This has been in my ‘incomplete’ pile for ages! I roughed it back in college some time, possibly as early as sophomore year. It was meant to be an experiment in pencil texture, just ’cause. Then I went on study abroad, so it didn’t get any love at all until senior year, when DC and I were flatmates and I needed something to work on during drawing/punk rock nights. But then I had to ramp it up for my thesis, and then I was working three jobs, and then malaria, and then…well.

Fast-forward through a thousand miles of U-Haul and one hell of a wild year.

While rifling through my sketch pads to select one for the memorial piece, I found this in an unloved corner. Since the anatomy gig requires a pretty rapid turnaround of pieces and I haven’t worked with mixed media in awhile, I needed some pencil practice. (Good excuse, isn’t it?) So, last night, I cranked up some Dream Theater and had me some pencil time.

Here’s where it was when I went to sleep last night, since then, I’ve been mulling over alternate titles. Your vote would be appreciated:

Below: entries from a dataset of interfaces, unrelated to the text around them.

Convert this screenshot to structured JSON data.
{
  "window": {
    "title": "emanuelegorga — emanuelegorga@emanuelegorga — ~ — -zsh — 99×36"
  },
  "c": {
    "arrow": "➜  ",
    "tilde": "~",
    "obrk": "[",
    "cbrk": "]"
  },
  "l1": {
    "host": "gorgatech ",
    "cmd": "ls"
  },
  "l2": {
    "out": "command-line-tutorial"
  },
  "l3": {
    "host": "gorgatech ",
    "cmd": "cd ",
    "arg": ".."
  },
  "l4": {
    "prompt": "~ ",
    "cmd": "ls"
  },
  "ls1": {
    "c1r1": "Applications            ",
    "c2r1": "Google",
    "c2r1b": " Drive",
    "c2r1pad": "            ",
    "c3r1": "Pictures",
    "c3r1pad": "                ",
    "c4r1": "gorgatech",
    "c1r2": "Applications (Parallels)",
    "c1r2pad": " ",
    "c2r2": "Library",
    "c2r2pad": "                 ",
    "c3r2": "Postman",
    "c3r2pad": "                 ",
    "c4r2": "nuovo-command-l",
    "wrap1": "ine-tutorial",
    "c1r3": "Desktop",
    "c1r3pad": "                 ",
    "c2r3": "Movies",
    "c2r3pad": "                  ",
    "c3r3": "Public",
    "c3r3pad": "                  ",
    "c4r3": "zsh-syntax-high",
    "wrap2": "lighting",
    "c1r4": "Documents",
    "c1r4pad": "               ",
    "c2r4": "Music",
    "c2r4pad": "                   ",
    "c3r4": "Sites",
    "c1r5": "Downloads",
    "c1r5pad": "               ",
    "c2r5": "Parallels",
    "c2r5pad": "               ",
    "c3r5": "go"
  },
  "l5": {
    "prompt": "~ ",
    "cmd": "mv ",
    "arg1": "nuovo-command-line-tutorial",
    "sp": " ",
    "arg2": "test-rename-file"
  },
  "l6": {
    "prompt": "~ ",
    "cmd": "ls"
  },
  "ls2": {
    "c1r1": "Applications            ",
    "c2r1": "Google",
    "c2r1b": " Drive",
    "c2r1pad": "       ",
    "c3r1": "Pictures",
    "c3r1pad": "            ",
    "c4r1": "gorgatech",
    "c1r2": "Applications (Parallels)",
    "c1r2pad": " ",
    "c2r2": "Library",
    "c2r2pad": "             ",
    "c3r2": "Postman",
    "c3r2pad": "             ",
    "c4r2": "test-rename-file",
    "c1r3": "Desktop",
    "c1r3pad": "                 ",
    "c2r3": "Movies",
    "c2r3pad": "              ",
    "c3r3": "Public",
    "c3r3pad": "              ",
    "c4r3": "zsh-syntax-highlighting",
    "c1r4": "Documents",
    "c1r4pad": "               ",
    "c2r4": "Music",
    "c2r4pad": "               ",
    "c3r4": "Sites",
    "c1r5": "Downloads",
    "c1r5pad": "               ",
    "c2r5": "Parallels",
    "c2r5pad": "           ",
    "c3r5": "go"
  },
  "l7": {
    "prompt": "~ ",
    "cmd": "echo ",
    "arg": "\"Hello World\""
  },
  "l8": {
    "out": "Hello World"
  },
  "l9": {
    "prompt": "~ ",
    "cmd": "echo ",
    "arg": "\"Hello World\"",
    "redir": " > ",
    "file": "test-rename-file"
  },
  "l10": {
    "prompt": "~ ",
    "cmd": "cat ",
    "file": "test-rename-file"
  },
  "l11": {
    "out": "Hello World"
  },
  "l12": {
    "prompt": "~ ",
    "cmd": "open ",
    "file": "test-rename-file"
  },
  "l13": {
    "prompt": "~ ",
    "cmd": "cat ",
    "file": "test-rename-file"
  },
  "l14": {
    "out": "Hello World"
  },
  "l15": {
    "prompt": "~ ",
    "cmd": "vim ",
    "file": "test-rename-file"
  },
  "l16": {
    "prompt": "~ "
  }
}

  • ICU – sound it out, Avatar-style
  • Critical Care – because this scene contains bromance. In fact, it’s bromance central.

BTW I finished the coloring job this afternoon over coffee and a sandwich. It’s one of my personal favorites (the flaws in the old bits are forgiven – I’ll scan it in after work tomorrow), but the titling dilemma remains. What to do?

I’m not really sure how this keeps happening. It started with me being guilted into joining two committees – I figured I’d show up, cast a vote or two, and maybe do two hours worth of work calling up a caterer or printing invites. But noooo. Somehow, I got myself landed with being the contact person for one, and being in charge of taking on the university administration for the other. At least I’m grant-supported, so they can’t fire me. Still, this is not going to be a fun week.

Oh, and I also got two unpaid commissions out of it. Here’s the first: invites to the memorial for our cadaver-patients.

convocation invites

convocation invites

As usual, there’s a higher-resolution image up on my DA page, if you feel like taking a look.

Amusingly, the s in “Thanks” wasn’t supposed to look like that at all. I was sick when I inked this, and my hand was shaking so hard that I screwed up the lettering. I then tried to fix it…

The goal was to create something tasteful and appealing that nevertheless spoke directly to the role in which we had met these extraordinary people. Given the nature of the interaction, that was a tall order.

Looking over the work from past years, I was fairly unimpressed. Lots of skulls, anatomical hearts, a few roses, and a sketch of the hand. All of the designs seemed to address the students, not the humanity of the donors. After 5 months at the dissecting tables, I know more about these people’s lives than their families probably ever did. I certainly know their medical histories better than my own. A few must have died suddenly or quietly, but some were in intense pain for the last months – even decades – of their lives. Many were crippled by it, and others defied it with extraordinary courage. My primary lady led a wild life, and refused to die on the terms of her disease. She donated her eyes and body to science and went out with, it seems, very few regrets. I suspect she would have celebrated with some bubbly…or maybe a PBR.

In honor of that, the last thing I wanted to do was something dry and clinical. No textbook illustrations. No black-and-white sorrow. Let them get back outside and escape the institution. Let them be whole again. Have some fun.

Well, I had fun abstracting the major muscle patterns of the back and legs (isn’t that a nice thoracolumbar facia? and how many times do you actually get to point out the superior nuchal line attachments?) and trying to blend that with elements of 19th/20th C book cover design.

Freedom

Freedom

An image from D-Day at Pointe du Hoc, Normandie.

When I was there, under a bright morning sun and pleasant weather in friendly company, it was rough terrain. How it must have been for the Rangers I can hardly grasp.

Coyote Waits

Coyote Waits

The Trickster God in the style of Tom Siddell more than Tony Hillerman…but you never know with coyote.